In this PhD thesis, The Daily Selection, I will be addressing the overall question of how research on wardrobes can contribute to a more effective connection between the production and the consumption of dress objects. The thesis builds on exemplary studies of people in their wardrobes, with the aim of focusing on theoretical and methodological concerns and implications. It is structured in three parts, each of which consists -‐ independently -‐ of its own introductory framing, its own literature review, its own methods chapter, its own field work study, and its own conclusive reflections. As such, the parts, when taken as a whole, represent an evolving process through which my overall research questions are being filtered and reflected. My scholarly approach builds on the fusing of fashion and dress research and design research, in this way closing a gap between dress practice as, on the one hand, symbolic discourse and, on the other, as an embodied practice that is 'physically embedded' in the material capacities of dress objects. In Part I, I frame this view by addressing the concept of dressing as a 'bodily situated practice', as defined by Entwistle (2000), combined with a processual view on design and everyday practices, as defined by Shove et al. (2008). Based on these perspectives, I contribute with my own explanatory frameworks of 'sartorial systems' and 'sensory anchoring', on which I base the entire thesis. In order to operationalise these frameworks in my field work, I have developed a personal methodology for the wardrobe method that embraces the sensory and temporal aspects of dress practice. In Part II, I filter this through the vehicle of a collaborative project with Danish designer Mads Nørgaard, wherein I observe how dress objects from Nørgaard's collection are appropriated and used in the wardrobes of informants. In this way, I point to discrepancies between the production and the dissemination of dress objects that take place in the fashion industry, and to the ways that people use and experience these objects in their everyday lives. In Part III, I conduct a series of ‘wardrobe sessions’ with informants in collaboration with a designer, in order to explore how use practice might cast reflections back onto design processes. In my concluding chapter, I argue that my thesis contributes with a more facetted and reflected set of thinking in relation to dress practice, and that this way of thinking could potentially bring about radical changes in the way dress objects are currently produced, disseminated and sold. All together, this thesis shows that in order to establish a more tight fit between the production and consumption of dress objects, there is very good reason to look into the dress practices that are taking place in people’s wardrobes.

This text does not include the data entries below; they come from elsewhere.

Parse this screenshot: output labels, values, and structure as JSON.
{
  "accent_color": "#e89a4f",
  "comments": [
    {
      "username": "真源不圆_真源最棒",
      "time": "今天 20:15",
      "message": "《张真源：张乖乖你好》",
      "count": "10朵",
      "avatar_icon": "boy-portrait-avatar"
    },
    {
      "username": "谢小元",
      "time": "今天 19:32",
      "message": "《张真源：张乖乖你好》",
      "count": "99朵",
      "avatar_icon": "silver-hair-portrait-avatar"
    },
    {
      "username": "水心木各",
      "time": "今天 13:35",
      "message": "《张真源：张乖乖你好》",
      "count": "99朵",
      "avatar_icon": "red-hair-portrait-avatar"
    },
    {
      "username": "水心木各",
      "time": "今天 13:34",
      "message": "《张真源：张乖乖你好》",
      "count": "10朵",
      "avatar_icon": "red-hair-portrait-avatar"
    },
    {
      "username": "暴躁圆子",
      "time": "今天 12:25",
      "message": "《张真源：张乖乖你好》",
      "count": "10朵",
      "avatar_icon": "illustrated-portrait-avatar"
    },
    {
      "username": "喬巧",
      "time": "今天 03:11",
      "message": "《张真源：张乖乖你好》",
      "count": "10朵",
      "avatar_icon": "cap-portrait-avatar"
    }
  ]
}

|Place of Publication||Frederiksberg|
|Publisher||Copenhagen Business School [Phd]|
|Number of pages||287|
|Publication status||Published - 2014|